(Data entries)
────────────────
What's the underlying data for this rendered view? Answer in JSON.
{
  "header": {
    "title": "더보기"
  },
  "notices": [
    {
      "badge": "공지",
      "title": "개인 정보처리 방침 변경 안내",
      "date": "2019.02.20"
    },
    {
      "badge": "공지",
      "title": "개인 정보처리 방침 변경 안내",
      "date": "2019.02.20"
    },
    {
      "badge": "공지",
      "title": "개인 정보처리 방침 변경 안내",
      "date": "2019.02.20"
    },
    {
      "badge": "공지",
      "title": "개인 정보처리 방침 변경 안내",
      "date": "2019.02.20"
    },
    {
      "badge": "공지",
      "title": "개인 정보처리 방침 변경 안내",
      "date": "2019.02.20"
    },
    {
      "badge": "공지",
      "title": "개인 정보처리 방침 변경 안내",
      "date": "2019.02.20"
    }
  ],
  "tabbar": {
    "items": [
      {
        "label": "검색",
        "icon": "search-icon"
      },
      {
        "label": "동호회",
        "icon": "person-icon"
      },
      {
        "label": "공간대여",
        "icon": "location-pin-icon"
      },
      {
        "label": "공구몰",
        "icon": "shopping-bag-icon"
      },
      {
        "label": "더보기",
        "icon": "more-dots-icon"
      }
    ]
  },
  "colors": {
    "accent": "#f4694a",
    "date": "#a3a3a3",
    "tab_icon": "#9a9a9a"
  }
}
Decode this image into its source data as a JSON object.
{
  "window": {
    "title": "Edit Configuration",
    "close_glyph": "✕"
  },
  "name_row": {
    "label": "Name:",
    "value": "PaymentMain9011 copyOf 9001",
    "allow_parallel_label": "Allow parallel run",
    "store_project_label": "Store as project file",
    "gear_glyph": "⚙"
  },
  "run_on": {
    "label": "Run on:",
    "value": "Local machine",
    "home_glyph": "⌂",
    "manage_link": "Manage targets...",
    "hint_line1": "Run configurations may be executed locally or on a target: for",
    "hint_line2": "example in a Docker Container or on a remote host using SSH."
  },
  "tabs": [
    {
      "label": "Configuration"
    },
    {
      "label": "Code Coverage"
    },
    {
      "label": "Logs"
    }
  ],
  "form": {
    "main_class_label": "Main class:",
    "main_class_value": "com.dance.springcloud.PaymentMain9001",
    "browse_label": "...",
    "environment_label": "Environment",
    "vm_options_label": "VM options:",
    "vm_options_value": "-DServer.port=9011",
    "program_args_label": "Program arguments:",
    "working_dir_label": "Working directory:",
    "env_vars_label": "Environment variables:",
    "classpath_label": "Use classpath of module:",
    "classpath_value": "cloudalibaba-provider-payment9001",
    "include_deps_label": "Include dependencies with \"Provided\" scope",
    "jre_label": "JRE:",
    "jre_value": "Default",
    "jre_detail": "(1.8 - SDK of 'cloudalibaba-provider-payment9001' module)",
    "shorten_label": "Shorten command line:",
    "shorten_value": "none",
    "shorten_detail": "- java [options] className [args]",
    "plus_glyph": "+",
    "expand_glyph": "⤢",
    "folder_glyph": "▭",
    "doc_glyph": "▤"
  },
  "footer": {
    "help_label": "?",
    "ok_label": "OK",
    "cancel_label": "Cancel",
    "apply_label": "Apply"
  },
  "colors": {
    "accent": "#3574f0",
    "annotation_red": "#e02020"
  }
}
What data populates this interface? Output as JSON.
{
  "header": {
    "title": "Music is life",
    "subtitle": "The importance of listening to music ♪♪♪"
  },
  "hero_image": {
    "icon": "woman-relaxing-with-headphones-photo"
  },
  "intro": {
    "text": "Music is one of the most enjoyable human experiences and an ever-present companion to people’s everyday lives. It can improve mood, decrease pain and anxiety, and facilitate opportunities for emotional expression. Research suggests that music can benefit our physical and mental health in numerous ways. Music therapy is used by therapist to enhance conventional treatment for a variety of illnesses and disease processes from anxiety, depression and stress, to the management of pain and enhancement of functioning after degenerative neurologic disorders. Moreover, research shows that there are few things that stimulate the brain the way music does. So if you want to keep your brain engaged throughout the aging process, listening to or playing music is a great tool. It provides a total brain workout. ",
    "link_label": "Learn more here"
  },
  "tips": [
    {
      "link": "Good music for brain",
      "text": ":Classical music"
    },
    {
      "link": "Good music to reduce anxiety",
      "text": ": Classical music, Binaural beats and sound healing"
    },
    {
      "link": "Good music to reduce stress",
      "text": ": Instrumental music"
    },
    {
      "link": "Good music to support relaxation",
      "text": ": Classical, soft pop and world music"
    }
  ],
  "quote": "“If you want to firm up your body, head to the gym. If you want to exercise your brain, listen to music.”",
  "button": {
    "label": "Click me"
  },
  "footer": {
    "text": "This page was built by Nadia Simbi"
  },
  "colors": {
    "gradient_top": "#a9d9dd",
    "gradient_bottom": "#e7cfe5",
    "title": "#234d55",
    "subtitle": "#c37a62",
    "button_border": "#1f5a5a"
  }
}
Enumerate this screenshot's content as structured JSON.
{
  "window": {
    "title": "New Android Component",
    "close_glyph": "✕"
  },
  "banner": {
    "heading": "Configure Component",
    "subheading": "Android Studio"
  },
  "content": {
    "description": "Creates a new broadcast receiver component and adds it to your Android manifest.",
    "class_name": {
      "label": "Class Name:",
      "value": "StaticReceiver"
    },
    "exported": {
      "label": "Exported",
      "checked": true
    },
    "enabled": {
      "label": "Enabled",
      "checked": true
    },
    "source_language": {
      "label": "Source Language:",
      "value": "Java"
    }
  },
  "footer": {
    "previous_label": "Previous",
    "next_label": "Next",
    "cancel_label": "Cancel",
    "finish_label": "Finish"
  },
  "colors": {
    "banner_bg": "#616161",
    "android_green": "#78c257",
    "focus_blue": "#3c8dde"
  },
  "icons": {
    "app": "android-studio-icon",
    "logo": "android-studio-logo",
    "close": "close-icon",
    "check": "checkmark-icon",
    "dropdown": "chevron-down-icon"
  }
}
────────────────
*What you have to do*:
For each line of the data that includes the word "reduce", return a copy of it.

*Answer for this exercise*:
      "link": "Good music to reduce anxiety",
      "link": "Good music to reduce stress",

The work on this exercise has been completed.